Every year car makers and manufacturers roll out an inordinate amount of new car models and update their existing inventory. While body redesigns and upgraded engines can be exciting to be sure, there isn’t anything quite as exciting in the world of cars than an all new car manufacturer. In 2013 we’ve seen the rise of several new car makers making this one of the most unique time periods in the history of the industry.

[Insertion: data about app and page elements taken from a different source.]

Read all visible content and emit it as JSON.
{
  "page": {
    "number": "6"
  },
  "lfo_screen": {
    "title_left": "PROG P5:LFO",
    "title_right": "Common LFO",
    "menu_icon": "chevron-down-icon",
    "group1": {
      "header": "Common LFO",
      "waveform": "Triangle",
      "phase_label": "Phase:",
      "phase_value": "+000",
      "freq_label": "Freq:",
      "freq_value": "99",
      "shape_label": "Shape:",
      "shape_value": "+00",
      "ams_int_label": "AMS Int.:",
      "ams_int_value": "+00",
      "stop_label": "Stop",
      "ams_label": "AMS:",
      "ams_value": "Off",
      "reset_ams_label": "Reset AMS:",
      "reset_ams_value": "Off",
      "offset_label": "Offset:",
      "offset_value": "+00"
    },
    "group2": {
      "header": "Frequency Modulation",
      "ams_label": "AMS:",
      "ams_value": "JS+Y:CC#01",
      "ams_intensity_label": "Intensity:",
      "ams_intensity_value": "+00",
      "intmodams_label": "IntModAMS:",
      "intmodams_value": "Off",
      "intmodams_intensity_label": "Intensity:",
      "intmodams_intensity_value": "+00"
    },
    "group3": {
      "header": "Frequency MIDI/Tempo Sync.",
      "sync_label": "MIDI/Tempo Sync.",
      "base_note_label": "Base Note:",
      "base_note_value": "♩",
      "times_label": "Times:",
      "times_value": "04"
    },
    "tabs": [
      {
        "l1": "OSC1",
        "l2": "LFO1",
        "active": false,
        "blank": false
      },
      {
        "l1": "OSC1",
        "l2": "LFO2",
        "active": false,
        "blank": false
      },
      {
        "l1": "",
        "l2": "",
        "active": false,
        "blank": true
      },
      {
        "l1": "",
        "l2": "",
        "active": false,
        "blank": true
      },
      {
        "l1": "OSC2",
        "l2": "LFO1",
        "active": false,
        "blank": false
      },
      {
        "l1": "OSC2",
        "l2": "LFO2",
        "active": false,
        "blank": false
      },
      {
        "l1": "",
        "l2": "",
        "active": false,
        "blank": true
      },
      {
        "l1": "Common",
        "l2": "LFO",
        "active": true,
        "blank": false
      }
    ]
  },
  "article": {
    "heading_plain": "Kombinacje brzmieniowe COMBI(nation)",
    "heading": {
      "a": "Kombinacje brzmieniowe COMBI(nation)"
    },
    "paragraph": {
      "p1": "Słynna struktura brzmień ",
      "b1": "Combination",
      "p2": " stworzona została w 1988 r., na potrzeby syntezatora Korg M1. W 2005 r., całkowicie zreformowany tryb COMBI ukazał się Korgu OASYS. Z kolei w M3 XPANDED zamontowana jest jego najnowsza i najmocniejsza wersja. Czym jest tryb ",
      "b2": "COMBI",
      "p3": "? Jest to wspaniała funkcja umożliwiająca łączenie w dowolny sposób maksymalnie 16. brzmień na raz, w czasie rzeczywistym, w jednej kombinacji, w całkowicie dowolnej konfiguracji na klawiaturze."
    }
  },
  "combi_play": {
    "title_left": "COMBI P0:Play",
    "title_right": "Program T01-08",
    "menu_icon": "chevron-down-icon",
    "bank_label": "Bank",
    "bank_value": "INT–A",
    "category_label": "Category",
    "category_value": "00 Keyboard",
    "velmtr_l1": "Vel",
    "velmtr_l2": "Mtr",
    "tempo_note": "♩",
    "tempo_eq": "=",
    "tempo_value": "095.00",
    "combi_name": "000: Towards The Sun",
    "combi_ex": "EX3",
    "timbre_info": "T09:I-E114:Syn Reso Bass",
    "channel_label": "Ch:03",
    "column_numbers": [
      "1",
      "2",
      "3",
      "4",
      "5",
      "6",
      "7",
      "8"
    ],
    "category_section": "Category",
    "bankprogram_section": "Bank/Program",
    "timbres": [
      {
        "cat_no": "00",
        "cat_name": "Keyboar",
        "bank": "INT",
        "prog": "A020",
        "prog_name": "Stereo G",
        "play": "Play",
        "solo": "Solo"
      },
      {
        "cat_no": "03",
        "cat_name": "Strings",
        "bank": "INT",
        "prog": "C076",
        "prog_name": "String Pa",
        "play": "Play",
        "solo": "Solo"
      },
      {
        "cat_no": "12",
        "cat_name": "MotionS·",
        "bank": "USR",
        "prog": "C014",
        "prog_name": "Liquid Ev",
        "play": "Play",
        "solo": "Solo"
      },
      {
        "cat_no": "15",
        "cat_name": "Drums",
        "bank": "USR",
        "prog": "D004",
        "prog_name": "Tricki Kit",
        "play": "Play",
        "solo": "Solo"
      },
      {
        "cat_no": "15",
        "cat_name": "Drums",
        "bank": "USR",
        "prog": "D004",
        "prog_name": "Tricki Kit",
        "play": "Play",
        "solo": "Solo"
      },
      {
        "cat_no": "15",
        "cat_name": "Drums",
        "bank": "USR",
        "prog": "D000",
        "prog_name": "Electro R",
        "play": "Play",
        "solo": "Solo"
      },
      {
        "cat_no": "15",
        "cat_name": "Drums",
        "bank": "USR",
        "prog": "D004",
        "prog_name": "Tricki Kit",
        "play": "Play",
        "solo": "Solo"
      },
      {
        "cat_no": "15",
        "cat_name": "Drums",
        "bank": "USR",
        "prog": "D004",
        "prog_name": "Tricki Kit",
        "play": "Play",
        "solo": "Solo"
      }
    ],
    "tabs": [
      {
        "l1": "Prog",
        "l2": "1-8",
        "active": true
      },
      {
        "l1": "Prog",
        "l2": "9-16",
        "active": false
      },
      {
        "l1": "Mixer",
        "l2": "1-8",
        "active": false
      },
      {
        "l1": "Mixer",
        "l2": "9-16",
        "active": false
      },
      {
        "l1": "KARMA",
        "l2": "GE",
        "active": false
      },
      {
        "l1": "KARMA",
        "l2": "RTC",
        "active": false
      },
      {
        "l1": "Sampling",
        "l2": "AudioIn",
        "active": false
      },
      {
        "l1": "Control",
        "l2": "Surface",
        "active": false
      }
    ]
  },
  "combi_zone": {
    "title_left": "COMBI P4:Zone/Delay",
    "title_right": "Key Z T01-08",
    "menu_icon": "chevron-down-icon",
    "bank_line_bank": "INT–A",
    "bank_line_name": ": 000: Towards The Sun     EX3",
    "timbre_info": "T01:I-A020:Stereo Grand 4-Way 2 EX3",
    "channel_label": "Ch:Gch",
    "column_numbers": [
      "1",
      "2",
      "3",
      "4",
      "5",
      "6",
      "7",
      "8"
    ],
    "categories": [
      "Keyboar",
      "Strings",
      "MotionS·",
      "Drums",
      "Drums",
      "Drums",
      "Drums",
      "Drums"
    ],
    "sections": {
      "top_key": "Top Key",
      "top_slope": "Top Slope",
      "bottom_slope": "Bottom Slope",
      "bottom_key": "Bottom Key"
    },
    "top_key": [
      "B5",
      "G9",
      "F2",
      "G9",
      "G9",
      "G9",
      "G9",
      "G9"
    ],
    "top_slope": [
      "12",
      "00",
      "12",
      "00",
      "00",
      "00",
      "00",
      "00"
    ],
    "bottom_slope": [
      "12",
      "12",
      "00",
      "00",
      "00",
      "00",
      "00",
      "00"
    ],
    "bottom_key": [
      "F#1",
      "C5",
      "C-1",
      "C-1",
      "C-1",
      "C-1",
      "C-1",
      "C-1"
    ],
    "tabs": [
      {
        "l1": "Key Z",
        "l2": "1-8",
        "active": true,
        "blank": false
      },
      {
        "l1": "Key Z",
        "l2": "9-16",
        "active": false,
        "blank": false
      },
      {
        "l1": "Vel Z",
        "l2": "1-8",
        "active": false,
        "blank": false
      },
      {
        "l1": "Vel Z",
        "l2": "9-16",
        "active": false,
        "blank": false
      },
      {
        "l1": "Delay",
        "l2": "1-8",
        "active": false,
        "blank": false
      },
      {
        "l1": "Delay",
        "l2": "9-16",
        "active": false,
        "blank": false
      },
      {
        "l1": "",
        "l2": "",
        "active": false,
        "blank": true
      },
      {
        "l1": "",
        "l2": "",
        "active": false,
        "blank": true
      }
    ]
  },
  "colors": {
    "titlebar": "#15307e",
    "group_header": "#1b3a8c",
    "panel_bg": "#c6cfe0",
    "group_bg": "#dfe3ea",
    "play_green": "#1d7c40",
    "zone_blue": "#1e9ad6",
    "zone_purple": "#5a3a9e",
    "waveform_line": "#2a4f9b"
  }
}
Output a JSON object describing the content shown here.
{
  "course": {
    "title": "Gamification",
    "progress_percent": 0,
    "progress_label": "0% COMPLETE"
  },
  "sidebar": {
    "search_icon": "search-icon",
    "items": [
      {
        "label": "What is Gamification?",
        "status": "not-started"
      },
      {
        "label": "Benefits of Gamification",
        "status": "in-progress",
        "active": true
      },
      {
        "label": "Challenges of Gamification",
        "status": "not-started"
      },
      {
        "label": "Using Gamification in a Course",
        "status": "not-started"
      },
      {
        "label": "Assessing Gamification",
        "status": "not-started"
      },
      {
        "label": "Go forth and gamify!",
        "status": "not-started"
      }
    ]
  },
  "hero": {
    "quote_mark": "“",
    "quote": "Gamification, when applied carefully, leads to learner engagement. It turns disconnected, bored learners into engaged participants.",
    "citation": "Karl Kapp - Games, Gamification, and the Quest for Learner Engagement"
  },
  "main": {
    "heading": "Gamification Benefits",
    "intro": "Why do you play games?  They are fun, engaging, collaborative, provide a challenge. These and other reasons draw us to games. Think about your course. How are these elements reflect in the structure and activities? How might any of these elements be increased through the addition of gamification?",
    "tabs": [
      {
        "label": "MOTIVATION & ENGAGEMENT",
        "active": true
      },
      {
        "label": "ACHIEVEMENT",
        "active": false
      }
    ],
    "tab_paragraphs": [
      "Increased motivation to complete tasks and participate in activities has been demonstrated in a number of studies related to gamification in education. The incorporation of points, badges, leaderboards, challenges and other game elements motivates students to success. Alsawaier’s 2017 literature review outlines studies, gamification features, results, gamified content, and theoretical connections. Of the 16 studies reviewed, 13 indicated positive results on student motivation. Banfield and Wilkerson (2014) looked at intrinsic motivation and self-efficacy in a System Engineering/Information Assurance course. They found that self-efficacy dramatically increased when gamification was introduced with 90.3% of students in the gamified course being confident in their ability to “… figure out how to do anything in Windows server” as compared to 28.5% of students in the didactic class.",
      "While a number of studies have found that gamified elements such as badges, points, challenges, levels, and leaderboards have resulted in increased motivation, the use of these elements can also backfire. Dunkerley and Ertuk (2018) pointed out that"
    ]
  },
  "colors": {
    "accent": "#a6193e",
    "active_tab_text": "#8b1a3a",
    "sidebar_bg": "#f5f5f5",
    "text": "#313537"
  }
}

Could one really start an article about car manufacturing anywhere else? The story of Tesla is among the most dramatic rises we’ve seen anywhere since, well Ford. Tesla is located in San Jose, California which is odd in itself. When’s the last time we had a major American car maker based outside of the MidWest, it has frankly never happened. Tesla’s also unique in that they make the cars completely on American soil, assembling the final product in the San Francisco Bay Area within miles of their corporate headquarters. The brand has been so successful that it seems almost passé to note that the cars are 100% plug in electric’s and that a recent test by Car and Driver Magazine, ranked their high end sports car the best car they’ve ever test. Ever. For a region like the Bay Area, having America’s biggest car manufacturer as well as the assorted social media and technology companies as well, simply seems like an embarrassment of riches.
We’ve all seen Smart Cars on the freeway and thought that the drivers just might be taking their lives into their hands, right? Tango takes that to an entirely new level as seating amounts to space for a single driver. It’s a skinny little car that might actually work for city drivers in 3rd world countries where the only consistent parking spaces available are there for motorcycles. For me, this thing just makes an encounter with a SUV seem too likely to result in a serious problem.
The Chinese make a large percentage of what we use on a daily basis and we’ve certainly seen other countries help to bank roll airplane and car manufacturers with varying levels of success, so a government backing here makes sense. This is the Chinese governments best bet at breaking into the lucrative American auto market, which is often easier said than done. It took close to a generation for Korean owned Kia and Hyundai to gain enough critical respect and consumer acceptance to turn a profit on their American brands. The good news for BYD (Build Your Dreams reportedly is the preferred moniker) is that the Chinese government views creating their own domestic car manufacturer as a top priority and given the manufacturing might of the country, I think it is fair to say that success here is largely a matter of time.
I hope you have enjoyed this short intro to a few new car brands, who knows one of these might just be the Jaguar, or even the next Ford!